Tuesday, June 17, 2008 : The US has accepted that foreign contractors in Iraq will no longer have immunity from Iraqi law under a new security agreement now under negotiation, says the Iraqi Foreign Minister, Hoshyar Zebari.
Mr Zebari, speaking to The Independent in Washington, said that if there was a further incident like the one in which 17 Iraqis were killed by workers from the Blackwater security company in Baghdad last September, the Iraqis would arrest and punish the contractors held responsible.
The American concession would have a serious effect in Iraq, where there are an estimated 160,000 foreign contractors, many of them heavily armed security personnel. The contractors, who outnumber the 145,000-strong US Army in the country, have become a vital if much-resented part of the military machine in Iraq.
Mr Zebari, Foreign Minister since 2004 and one of the ablest Iraqi leaders, defends the security deal now being negotiated, in contrast to Iraqi critics who say it turns the country into an American client state. On Friday the Iraqi Prime Minister Nouri al-Maliki said negotiations on twin political and military agreements between the US and Iraq had "reached a dead end".
Later, after a phone call from Mr Zebari, Mr Maliki backtracked from his earlier statement. But details of the American proposals, first published in The Independent, have been denounced in Iraq for making the US occupation permanent. Mr Zebari contends that nothing is yet agreed and the American side is showing flexibility under instructions from President Bush. "I am using this example [the ending of immunity for US contractors] to show that talks have not reached a dead end," he said.

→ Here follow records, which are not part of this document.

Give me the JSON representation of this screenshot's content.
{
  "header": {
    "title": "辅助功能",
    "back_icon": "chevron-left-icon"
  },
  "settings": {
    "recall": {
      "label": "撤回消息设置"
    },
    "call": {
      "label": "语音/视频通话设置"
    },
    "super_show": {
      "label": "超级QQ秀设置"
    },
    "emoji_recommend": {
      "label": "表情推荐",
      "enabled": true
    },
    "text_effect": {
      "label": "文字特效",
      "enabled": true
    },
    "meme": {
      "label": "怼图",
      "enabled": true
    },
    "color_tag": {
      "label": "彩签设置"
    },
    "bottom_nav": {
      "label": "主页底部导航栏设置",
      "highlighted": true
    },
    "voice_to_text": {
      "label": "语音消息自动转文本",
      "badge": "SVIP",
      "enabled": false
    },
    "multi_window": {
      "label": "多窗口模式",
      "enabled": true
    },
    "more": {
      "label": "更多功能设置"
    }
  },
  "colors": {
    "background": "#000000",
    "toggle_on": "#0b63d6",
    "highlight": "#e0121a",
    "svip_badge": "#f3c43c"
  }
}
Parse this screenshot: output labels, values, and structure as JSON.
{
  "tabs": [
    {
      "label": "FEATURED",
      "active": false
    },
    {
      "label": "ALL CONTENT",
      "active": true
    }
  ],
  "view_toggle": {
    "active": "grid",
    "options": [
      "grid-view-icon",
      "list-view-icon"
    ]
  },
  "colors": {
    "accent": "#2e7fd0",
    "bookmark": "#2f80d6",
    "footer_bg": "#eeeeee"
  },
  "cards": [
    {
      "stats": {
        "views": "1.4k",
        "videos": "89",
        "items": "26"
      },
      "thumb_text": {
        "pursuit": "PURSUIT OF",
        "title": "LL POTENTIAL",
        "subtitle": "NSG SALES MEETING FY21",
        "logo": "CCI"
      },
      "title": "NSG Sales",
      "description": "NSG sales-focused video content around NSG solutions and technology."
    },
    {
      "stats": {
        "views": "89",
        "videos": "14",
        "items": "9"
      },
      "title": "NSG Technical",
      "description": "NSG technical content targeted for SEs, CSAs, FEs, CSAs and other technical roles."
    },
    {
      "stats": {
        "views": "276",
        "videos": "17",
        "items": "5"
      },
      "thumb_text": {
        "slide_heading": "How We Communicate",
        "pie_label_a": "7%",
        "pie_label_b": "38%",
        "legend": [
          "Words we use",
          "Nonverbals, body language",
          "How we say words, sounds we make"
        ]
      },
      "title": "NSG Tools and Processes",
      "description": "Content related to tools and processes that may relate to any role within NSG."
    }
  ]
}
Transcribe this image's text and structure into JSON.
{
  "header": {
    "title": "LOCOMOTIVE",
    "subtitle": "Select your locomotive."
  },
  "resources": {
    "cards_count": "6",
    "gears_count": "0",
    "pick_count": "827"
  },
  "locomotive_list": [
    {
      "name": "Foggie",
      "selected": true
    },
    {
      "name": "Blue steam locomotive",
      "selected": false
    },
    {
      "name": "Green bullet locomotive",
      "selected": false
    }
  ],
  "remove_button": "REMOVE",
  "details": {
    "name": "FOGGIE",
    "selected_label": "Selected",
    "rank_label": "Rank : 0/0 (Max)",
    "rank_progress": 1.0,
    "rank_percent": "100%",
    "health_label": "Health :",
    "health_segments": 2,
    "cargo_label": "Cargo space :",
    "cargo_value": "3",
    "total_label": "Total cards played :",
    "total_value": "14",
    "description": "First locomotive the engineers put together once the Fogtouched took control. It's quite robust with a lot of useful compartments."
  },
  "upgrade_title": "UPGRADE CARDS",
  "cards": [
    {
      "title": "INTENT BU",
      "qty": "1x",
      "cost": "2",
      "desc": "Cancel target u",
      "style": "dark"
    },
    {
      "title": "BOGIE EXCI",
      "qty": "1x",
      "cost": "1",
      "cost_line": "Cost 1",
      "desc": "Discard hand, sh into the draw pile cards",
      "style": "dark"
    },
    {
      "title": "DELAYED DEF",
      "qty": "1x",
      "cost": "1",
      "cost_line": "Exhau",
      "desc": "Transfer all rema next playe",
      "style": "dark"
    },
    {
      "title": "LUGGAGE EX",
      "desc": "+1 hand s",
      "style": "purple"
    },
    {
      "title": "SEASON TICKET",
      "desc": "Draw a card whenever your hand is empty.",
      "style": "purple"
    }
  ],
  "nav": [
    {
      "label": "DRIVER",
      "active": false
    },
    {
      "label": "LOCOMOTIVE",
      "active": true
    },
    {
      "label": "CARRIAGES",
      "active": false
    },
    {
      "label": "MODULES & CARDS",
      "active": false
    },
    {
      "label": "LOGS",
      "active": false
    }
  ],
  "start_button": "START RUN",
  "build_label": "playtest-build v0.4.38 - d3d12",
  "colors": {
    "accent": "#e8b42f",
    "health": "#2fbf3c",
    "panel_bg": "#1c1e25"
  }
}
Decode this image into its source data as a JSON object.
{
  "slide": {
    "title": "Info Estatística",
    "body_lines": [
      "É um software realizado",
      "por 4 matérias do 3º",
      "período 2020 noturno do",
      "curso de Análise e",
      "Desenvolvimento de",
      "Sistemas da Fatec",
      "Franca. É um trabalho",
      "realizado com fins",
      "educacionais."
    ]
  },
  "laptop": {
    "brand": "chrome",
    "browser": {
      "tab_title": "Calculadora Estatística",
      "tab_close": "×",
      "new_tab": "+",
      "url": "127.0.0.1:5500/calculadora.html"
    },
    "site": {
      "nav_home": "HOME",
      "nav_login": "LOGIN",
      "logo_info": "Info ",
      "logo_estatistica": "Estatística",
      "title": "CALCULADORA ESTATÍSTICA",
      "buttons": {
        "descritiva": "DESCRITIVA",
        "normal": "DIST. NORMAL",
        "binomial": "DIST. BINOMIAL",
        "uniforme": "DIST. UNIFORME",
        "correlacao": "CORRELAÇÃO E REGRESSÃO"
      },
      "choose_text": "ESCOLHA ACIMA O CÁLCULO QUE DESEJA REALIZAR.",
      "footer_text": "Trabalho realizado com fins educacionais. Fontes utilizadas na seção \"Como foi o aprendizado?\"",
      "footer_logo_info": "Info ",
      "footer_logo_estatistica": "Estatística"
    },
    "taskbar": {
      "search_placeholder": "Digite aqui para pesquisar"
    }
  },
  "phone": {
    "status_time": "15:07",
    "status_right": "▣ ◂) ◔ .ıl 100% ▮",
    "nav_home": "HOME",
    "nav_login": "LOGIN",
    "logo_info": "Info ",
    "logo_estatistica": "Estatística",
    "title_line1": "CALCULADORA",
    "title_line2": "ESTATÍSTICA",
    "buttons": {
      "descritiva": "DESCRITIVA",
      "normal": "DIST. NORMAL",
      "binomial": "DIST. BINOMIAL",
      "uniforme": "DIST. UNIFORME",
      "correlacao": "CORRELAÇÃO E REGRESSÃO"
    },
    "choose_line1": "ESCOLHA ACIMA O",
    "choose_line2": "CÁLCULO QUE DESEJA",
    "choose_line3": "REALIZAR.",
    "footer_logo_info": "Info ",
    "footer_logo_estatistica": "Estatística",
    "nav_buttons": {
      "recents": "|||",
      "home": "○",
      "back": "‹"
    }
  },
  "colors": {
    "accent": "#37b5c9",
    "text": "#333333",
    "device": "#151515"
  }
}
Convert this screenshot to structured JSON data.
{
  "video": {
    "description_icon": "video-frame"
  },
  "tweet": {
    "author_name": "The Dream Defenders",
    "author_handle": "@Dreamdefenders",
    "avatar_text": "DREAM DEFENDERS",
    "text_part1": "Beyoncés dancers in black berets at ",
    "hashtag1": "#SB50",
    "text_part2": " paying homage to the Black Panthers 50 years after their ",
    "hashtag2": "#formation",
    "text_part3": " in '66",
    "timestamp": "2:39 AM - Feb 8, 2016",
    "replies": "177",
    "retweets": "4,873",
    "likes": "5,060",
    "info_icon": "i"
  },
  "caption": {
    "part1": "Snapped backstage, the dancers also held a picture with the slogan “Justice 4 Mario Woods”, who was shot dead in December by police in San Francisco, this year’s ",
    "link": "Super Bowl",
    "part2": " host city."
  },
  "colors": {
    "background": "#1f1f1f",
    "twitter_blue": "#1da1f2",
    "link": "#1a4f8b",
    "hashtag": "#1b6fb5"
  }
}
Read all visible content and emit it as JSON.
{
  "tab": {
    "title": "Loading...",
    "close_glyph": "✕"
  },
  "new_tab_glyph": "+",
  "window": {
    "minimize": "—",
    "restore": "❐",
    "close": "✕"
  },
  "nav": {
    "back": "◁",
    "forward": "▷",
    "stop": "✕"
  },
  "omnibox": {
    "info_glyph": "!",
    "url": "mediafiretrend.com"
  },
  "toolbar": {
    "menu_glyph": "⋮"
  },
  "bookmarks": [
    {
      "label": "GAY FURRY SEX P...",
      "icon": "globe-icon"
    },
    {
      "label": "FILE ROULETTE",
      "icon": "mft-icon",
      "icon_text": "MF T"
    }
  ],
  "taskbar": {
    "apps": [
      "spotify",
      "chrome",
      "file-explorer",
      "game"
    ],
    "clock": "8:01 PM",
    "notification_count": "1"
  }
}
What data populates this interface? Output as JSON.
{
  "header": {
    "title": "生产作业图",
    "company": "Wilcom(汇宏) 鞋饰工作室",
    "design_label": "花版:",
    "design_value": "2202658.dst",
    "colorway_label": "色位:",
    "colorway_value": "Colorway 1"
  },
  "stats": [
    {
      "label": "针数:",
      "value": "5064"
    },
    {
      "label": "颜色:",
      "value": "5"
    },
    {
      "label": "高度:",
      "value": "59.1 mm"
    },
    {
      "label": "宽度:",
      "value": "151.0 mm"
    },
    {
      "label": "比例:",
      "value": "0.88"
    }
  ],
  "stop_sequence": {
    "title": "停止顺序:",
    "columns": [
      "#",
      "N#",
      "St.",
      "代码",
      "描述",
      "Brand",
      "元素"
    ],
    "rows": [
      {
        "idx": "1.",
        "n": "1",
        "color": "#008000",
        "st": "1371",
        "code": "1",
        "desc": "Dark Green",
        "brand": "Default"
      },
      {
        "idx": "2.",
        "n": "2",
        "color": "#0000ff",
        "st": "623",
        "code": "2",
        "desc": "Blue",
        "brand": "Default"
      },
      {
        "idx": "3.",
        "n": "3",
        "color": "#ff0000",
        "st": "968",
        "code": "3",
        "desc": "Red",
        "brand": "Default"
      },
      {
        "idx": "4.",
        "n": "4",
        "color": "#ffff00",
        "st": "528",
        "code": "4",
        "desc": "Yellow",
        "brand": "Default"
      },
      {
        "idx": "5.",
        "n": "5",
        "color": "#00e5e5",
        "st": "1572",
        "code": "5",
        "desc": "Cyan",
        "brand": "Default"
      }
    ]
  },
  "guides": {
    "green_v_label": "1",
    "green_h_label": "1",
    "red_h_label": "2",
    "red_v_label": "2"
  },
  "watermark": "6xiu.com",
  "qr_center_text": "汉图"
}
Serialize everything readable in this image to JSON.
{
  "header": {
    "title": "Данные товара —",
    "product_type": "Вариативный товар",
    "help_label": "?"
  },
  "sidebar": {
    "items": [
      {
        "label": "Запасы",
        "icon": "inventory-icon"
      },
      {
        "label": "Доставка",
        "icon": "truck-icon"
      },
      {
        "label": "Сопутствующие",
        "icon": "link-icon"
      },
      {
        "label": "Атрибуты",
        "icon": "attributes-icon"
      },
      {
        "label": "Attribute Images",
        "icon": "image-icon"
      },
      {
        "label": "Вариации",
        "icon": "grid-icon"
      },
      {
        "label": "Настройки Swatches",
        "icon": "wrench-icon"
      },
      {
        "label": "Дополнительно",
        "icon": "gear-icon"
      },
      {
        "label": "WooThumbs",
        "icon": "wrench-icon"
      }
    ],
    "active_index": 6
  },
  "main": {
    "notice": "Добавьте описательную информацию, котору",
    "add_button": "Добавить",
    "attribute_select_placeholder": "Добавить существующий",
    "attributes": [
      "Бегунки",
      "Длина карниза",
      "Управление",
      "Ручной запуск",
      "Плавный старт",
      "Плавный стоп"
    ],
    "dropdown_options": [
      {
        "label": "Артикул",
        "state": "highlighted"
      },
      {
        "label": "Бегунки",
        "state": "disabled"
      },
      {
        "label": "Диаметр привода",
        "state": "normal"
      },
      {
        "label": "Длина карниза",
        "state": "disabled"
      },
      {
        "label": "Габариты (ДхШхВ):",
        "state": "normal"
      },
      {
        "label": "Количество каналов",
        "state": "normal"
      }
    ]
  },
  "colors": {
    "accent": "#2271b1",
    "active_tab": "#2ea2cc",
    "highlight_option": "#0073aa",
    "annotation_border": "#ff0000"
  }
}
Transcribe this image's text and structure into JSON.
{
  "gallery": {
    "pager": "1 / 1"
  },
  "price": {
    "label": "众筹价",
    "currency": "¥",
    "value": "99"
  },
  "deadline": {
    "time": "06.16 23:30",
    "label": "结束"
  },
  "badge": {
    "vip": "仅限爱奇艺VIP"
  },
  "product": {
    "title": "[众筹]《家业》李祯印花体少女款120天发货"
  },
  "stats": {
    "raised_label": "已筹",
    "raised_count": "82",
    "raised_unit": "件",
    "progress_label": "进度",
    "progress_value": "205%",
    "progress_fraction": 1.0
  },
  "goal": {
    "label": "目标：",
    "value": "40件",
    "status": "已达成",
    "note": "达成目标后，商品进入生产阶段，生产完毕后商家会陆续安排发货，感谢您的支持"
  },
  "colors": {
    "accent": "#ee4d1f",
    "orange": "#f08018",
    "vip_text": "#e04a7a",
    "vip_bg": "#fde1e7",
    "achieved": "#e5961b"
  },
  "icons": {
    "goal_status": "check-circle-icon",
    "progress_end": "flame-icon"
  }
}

The Iraqi Foreign Minister is in Washington for talks about the negotiations on the Status of Forces Agreement (Sofa), covering critical issues of military co-operation between the US and Iraq, and the parallel Strategic Framework Agreement that covers political and other issues.Read More